It seems like the TSA has been telling people to “stop driving after” the announcement of a nationwide nationwide ban on flying. 

But there’s a bigger story at play here: the TSA is making people stop driving in an attempt to scare people from flying.

According to a recent study by the Government Accountability Office, the TSA made more than 1.2 million people stop flying in 2017.

And while the number of people who actually did so is small, the fear is real.

The TSA says the ban has been effective in reducing terrorism-related travel.

But the TSA’s own data suggests that’s not the case. 

In its latest report on the impact of the ban, the GAO found that in 2017, the percentage of flights that were delayed, canceled, or canceled because of TSA security-related delays, cancellations, or cancelations decreased.

In the same year, the percent of flights with no passengers on board decreased from 0.3% to 0.1%.

In other words, the average traveler who went through TSA security in 2017 had fewer problems than people who had never been through TSA checkpoints.

The GAO report notes that this decrease was mostly due to fewer people getting screened.

The GAO also found that while there was a decrease in the number and frequency of travelers who were denied boarding, people who were stopped and denied boarding did not experience the same impact as those who were allowed to board.

The study concluded that there were “significantly fewer passengers with valid TSA boarding passes, boarding passes for which a passenger has a valid boarding pass or an international flight ticket, and boarding passes with no valid TSA entry points and no valid boarding passes.”

It’s not clear whether or not the GAOA study is accurate, but in general, the data suggests the ban was not a significant decrease in terrorism. 

The TSA, which is part of the Department of Homeland Security, does not release data on its screening statistics.

But an analysis of the GAOs study by The Daily Beast found that between 2016 and 2017, TSA security screening decreased from 4.7% to 2.3%.

The TSA has not released the results of its study since the GAOS report was published. 

TSA spokesman David Garrow declined to comment on the GAOG study.

The Department of Transportation has said it plans to conduct its own analysis of its own data.
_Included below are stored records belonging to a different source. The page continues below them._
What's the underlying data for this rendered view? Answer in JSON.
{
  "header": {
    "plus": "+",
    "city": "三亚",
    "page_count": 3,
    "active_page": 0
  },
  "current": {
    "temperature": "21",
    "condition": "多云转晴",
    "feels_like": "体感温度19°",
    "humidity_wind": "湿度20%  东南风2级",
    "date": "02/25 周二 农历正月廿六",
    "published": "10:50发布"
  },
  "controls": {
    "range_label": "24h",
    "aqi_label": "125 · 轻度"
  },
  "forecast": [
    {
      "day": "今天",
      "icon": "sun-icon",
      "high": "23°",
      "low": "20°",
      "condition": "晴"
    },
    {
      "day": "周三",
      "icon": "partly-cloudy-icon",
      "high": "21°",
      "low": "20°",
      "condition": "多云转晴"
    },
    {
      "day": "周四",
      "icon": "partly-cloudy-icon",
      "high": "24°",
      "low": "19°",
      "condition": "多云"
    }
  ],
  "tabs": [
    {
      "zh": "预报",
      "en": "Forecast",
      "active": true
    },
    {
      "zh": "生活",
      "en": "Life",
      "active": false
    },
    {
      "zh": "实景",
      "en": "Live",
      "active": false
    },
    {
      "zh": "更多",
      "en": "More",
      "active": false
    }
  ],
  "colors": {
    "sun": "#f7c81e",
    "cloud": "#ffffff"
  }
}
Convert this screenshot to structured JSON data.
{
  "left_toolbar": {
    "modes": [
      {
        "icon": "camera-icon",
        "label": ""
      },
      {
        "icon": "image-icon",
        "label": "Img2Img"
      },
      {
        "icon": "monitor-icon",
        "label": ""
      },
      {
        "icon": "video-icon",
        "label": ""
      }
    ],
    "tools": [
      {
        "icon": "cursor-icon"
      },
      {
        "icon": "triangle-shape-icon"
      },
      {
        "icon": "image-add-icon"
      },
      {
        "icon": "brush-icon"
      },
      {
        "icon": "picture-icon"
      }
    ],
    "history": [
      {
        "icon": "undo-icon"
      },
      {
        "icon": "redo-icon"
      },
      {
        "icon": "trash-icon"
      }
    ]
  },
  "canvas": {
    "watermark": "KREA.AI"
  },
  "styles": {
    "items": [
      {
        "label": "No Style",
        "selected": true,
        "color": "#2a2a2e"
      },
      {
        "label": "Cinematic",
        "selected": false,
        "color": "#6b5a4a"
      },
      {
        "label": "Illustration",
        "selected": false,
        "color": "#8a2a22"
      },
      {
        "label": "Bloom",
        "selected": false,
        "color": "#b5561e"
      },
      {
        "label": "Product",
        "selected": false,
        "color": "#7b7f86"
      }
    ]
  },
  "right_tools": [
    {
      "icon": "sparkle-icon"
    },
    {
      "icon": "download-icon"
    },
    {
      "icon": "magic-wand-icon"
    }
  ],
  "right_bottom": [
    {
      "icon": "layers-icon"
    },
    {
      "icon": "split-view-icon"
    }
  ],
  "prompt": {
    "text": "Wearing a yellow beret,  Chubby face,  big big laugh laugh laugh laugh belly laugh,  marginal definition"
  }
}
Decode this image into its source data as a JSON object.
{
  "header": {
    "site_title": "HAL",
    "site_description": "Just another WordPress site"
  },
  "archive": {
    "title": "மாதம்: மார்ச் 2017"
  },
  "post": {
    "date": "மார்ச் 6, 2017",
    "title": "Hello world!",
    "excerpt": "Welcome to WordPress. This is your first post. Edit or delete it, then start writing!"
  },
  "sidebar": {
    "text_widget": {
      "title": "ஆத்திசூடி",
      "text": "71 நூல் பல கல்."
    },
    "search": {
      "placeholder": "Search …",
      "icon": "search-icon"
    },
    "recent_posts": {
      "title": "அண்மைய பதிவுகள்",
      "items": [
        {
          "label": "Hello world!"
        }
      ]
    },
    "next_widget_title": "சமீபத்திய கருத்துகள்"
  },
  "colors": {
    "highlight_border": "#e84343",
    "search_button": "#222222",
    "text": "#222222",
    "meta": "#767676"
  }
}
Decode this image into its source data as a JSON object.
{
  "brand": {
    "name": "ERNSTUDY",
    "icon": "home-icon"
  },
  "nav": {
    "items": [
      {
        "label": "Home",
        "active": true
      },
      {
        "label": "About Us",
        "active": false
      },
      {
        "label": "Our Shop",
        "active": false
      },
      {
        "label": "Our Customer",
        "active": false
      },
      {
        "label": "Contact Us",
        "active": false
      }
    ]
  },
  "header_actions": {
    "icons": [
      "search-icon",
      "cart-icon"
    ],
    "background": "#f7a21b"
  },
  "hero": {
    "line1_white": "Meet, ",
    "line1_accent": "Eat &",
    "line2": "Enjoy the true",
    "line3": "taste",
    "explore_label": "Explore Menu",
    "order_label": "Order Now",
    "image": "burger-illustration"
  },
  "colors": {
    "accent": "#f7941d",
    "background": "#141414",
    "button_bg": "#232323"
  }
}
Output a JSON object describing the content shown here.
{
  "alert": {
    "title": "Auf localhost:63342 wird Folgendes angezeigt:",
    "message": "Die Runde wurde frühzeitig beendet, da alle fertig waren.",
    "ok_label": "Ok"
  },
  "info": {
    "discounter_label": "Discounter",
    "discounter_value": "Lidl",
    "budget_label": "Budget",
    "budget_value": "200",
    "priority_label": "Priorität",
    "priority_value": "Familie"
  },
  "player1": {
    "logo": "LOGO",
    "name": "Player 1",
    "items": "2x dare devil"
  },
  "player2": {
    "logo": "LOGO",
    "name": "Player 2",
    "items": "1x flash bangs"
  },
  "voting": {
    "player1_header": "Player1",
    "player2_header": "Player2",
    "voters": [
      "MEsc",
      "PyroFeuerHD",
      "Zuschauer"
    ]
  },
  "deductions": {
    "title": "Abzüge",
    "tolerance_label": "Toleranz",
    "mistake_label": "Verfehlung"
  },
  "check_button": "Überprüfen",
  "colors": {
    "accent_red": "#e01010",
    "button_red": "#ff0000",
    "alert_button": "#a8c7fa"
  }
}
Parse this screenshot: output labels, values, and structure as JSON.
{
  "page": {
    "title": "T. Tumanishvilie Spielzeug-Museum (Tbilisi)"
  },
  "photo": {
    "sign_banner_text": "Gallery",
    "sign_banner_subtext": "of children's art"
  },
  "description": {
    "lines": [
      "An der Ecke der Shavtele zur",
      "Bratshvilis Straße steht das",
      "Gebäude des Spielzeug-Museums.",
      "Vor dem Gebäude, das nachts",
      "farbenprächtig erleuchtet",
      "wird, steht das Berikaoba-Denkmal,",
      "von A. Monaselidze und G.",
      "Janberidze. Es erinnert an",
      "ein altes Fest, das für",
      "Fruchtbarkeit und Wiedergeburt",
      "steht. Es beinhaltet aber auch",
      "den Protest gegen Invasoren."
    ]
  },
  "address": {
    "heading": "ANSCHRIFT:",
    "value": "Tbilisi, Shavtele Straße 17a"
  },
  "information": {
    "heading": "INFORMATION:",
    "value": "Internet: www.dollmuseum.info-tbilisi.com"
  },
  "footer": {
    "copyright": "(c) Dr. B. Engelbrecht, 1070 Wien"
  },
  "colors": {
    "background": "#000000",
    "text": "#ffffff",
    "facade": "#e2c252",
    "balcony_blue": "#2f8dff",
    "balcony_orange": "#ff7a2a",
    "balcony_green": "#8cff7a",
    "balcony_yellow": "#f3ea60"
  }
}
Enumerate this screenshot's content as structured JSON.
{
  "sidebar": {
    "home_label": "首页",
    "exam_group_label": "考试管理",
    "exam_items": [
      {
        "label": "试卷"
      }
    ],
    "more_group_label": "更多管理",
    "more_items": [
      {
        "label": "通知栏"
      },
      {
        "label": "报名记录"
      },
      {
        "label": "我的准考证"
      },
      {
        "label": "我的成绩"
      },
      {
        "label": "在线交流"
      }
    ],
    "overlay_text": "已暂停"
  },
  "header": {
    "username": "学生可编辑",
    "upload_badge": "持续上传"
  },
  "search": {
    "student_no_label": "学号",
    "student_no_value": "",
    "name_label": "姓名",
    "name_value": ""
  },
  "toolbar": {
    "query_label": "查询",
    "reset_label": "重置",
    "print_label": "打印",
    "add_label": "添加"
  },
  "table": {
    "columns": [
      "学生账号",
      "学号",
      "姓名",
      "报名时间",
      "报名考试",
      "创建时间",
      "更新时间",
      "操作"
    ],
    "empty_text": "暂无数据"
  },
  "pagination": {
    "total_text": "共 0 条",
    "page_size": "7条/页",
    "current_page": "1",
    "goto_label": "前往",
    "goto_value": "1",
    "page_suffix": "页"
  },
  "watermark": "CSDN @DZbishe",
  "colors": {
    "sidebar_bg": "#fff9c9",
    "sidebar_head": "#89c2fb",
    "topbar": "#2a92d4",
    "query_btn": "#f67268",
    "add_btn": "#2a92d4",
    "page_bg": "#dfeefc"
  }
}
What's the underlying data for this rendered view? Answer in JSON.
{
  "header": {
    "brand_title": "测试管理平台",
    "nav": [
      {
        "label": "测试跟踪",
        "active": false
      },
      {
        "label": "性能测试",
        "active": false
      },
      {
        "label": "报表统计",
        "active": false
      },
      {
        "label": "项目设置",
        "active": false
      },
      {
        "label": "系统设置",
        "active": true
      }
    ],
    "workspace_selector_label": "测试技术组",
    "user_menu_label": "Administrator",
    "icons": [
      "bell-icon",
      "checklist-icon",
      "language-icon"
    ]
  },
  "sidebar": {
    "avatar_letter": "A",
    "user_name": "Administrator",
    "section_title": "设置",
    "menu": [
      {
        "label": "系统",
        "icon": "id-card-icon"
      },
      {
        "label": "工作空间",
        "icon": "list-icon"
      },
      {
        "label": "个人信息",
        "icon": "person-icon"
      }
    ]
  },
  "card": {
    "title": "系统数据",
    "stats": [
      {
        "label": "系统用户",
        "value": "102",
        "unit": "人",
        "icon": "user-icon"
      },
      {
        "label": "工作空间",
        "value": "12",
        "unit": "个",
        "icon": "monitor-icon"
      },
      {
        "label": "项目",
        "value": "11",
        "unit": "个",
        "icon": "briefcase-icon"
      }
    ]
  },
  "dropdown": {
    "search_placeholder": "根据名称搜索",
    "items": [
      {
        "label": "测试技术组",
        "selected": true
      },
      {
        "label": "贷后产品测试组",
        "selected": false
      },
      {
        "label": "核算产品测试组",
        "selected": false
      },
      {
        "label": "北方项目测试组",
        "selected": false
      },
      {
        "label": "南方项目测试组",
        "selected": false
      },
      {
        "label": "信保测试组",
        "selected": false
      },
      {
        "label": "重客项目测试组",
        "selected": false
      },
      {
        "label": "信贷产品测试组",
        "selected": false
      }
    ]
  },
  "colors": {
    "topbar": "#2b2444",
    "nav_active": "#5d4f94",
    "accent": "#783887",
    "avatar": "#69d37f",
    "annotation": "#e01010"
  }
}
But it’s possible that the GAOB’s findings could be used by airlines to argue that the TSA needs to increase screening to keep people safe.

“I can’t say if it’s true or not, but the reality is the [DHS] is doing a very good job at keeping people safe,” said John Schmitt, the president of the Transportation Safety Alliance.

“But you could also argue that if you look at the data, they’re doing a good job.”